The number of new home building starts in London has dropped to its lowest level in six years as a slump in the luxury apartments market is compounded by Brexit concerns.
Construction of some 3,700 units began in the third quarter of this year, the lowest figure since the same quarter in 2012, according to Molior London, which monitors property developments in the capital.
This brought the total of new homes started in the first three quarters of this year to about 17,000, putting the total for this year on track to be the lowest since 2013.
FT reports the full story here.
Culture change required for construction to adapt to digital age
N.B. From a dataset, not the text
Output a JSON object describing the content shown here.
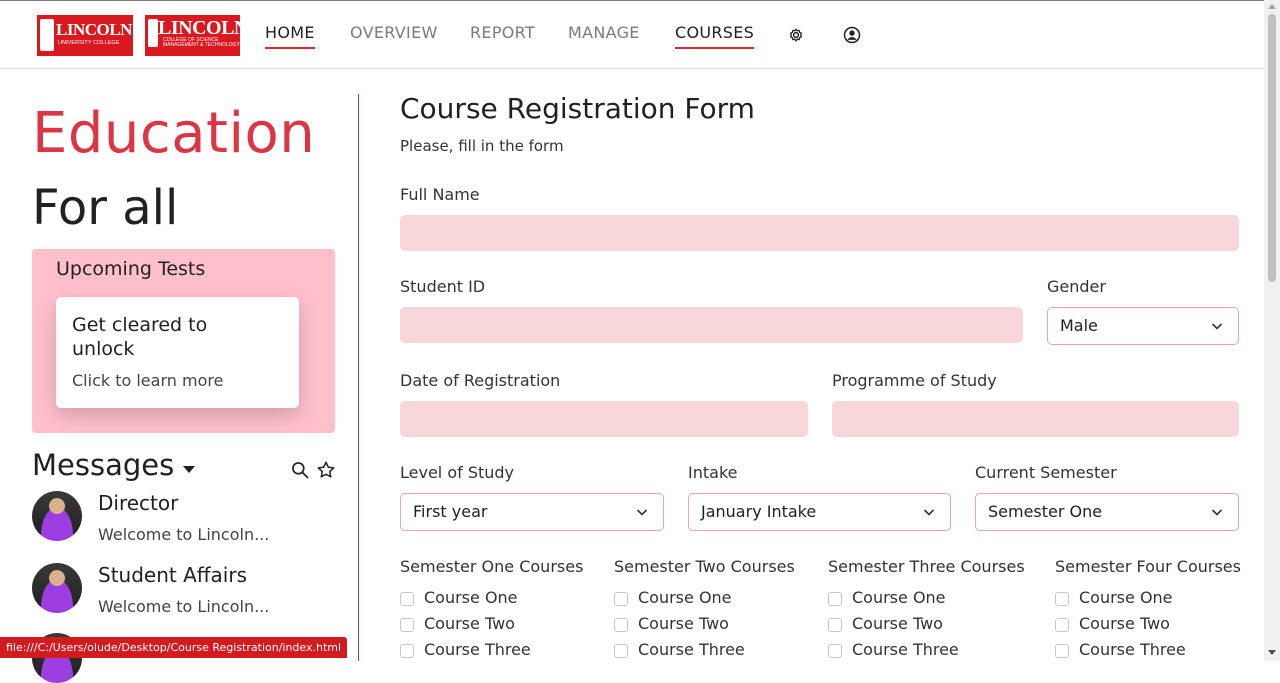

Digital technology has the potential to transform the construction industry but only if the sector is equipped with the right skills and knowledge, according the Construction Industry Training Board (CITB).
CITB’s new report, Unlocking construction’s digital future: A skills plan for industry, shows how modern technologies such as 3D printing and drones can increase productivity, transform efficiency and help attract people to the sector.
Without widespread adoption of digital, construction risks being marginalised and losing a generation of new talent to other sectors. CITB’s report, the first of its kind, reveals that for change to happen, new cultures and ways of working need to be driven from the top; leaders of companies large and small need to ‘think digital’ in everything they do.
Scottish Construction Now details the full story here.